> **Your goal**
Write out the listing below without alteration, omitting its pictures.

== Segment start ==

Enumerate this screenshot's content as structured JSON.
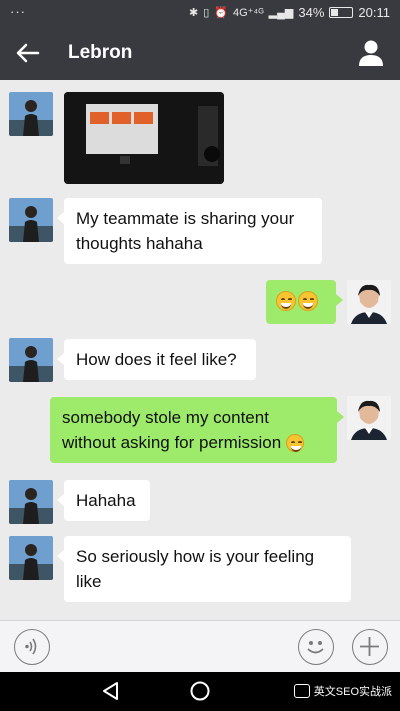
{
  "statusbar": {
    "dots": "···",
    "network": "4G⁺⁴ᴳ",
    "battery_percent": "34%",
    "battery_level": 0.34,
    "time": "20:11"
  },
  "header": {
    "title": "Lebron",
    "back_icon": "back-arrow-icon",
    "profile_icon": "person-icon"
  },
  "messages": [
    {
      "side": "in",
      "type": "image",
      "content": "photo of presentation screen"
    },
    {
      "side": "in",
      "type": "text",
      "text": "My teammate is sharing your thoughts hahaha"
    },
    {
      "side": "out",
      "type": "emoji",
      "emojis": [
        "grinning-emoji",
        "grinning-emoji"
      ]
    },
    {
      "side": "in",
      "type": "text",
      "text": "How does it feel like?"
    },
    {
      "side": "out",
      "type": "text",
      "text": "somebody stole my content without asking for permission",
      "trailing_emoji": "awkward-emoji"
    },
    {
      "side": "in",
      "type": "text",
      "text": "Hahaha"
    },
    {
      "side": "in",
      "type": "text",
      "text": "So seriously how is your feeling like"
    }
  ],
  "inputbar": {
    "voice_icon": "voice-icon",
    "emoji_icon": "smiley-icon",
    "more_icon": "plus-icon"
  },
  "navbar": {
    "back_icon": "triangle-back-icon",
    "home_icon": "circle-home-icon",
    "watermark_text": "英文SEO实战派"
  },
  "colors": {
    "header_bg": "#393a3f",
    "chat_bg": "#ebebeb",
    "incoming_bubble": "#ffffff",
    "outgoing_bubble": "#9eea6a"
  }
}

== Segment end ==

> **Expected answer**
Enumerate this screenshot's content as structured JSON.
{
  "statusbar": {
    "dots": "···",
    "network": "4G⁺⁴ᴳ",
    "battery_percent": "34%",
    "battery_level": 0.34,
    "time": "20:11"
  },
  "header": {
    "title": "Lebron",
    "back_icon": "back-arrow-icon",
    "profile_icon": "person-icon"
  },
  "messages": [
    {
      "side": "in",
      "type": "image",
      "content": "photo of presentation screen"
    },
    {
      "side": "in",
      "type": "text",
      "text": "My teammate is sharing your thoughts hahaha"
    },
    {
      "side": "out",
      "type": "emoji",
      "emojis": [
        "grinning-emoji",
        "grinning-emoji"
      ]
    },
    {
      "side": "in",
      "type": "text",
      "text": "How does it feel like?"
    },
    {
      "side": "out",
      "type": "text",
      "text": "somebody stole my content without asking for permission",
      "trailing_emoji": "awkward-emoji"
    },
    {
      "side": "in",
      "type": "text",
      "text": "Hahaha"
    },
    {
      "side": "in",
      "type": "text",
      "text": "So seriously how is your feeling like"
    }
  ],
  "inputbar": {
    "voice_icon": "voice-icon",
    "emoji_icon": "smiley-icon",
    "more_icon": "plus-icon"
  },
  "navbar": {
    "back_icon": "triangle-back-icon",
    "home_icon": "circle-home-icon",
    "watermark_text": "英文SEO实战派"
  },
  "colors": {
    "header_bg": "#393a3f",
    "chat_bg": "#ebebeb",
    "incoming_bubble": "#ffffff",
    "outgoing_bubble": "#9eea6a"
  }
}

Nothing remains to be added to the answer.